* WHAT IS REQUIRED:
Where a line in the listing below contains the word "datetime", copy that line.

* INPUT DATA:
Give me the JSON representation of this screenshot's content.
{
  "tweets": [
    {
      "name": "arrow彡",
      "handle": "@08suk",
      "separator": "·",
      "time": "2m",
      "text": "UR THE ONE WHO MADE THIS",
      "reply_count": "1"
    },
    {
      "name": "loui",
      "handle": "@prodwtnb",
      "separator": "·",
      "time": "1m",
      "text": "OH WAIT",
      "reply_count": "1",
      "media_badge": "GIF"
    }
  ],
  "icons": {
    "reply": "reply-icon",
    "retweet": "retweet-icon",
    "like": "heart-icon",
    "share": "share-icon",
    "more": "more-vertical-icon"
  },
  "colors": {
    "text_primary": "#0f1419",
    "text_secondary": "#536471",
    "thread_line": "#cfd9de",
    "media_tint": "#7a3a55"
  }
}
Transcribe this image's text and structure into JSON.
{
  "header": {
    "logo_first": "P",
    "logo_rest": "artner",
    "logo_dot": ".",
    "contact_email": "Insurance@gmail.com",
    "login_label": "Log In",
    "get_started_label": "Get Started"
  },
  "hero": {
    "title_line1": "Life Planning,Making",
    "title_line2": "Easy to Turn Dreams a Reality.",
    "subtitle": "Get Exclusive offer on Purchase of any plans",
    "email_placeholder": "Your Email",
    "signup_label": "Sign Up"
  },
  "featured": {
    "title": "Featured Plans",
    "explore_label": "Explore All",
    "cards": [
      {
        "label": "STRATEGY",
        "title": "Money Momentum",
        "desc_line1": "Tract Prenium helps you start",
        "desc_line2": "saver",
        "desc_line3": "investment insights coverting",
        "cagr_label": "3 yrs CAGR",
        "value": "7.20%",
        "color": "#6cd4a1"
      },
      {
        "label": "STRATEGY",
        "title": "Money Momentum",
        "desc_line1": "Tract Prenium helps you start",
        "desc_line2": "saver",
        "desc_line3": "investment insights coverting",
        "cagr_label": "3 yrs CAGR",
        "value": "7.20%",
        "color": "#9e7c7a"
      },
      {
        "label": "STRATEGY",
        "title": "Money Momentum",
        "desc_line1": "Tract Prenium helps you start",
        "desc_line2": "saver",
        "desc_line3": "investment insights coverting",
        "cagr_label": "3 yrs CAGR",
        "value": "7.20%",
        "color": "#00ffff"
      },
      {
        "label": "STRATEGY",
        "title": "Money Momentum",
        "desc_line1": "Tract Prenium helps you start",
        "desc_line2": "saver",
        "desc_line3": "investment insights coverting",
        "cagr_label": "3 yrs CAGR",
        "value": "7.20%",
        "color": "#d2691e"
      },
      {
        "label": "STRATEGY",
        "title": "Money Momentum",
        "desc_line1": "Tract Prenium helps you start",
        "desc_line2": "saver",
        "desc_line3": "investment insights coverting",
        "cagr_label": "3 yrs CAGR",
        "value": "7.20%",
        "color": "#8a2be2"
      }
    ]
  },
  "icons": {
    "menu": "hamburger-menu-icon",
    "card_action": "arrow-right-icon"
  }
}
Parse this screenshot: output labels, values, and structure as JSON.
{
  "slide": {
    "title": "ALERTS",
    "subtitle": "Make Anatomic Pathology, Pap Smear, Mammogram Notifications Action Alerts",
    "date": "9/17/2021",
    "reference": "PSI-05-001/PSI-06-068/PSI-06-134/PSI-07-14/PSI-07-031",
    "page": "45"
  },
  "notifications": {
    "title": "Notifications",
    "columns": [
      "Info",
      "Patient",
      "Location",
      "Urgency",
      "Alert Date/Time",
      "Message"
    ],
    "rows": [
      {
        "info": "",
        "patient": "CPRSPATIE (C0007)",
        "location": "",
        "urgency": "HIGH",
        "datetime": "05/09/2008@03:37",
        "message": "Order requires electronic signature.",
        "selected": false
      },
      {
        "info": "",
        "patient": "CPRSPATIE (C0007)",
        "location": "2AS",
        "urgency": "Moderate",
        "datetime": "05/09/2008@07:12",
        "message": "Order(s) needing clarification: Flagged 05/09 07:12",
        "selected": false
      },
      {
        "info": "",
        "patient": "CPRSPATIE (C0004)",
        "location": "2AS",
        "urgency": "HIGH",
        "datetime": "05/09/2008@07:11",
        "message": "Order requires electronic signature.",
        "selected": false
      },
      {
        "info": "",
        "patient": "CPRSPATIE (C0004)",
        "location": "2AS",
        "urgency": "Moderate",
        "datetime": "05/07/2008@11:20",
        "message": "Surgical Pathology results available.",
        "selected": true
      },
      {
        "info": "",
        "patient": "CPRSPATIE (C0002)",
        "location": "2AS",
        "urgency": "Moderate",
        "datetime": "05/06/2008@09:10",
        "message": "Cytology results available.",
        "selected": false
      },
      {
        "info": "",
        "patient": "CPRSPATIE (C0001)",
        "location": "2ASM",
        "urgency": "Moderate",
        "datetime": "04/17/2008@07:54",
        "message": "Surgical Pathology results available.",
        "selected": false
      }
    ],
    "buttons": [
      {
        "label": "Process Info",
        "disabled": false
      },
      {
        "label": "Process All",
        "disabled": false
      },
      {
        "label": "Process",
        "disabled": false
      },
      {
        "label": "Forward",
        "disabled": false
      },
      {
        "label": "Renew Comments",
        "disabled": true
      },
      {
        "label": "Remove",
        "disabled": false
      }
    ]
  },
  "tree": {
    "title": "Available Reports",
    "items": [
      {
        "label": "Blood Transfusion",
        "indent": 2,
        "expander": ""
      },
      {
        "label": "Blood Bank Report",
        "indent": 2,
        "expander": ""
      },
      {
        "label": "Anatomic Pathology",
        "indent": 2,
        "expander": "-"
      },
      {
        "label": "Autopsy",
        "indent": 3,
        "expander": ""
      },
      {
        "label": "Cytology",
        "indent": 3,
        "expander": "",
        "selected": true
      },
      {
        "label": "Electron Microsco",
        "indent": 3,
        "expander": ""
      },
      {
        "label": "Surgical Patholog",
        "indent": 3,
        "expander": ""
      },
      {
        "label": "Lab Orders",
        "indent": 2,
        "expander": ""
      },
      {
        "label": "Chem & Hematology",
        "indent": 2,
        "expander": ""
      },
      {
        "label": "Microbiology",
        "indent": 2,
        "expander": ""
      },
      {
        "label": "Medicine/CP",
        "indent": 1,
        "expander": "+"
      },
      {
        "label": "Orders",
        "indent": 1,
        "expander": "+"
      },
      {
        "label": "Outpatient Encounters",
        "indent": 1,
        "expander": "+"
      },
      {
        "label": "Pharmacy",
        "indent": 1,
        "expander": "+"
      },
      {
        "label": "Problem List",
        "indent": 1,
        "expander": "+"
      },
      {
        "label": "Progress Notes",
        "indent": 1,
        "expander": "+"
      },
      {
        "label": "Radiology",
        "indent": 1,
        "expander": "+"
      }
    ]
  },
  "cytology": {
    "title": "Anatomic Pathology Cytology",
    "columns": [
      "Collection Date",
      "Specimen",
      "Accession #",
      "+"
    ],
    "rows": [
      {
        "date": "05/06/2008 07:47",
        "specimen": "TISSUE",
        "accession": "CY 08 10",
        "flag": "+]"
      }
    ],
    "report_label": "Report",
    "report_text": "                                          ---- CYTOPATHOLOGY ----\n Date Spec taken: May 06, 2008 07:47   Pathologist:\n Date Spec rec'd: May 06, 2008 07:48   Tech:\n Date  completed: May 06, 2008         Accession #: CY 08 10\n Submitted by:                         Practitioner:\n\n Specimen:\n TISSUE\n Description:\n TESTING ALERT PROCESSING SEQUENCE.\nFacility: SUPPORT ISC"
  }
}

* WRITTEN RESPONSE:
        "datetime": "05/09/2008@03:37",
        "datetime": "05/09/2008@07:12",
        "datetime": "05/09/2008@07:11",
        "datetime": "05/07/2008@11:20",
        "datetime": "05/06/2008@09:10",
        "datetime": "04/17/2008@07:54",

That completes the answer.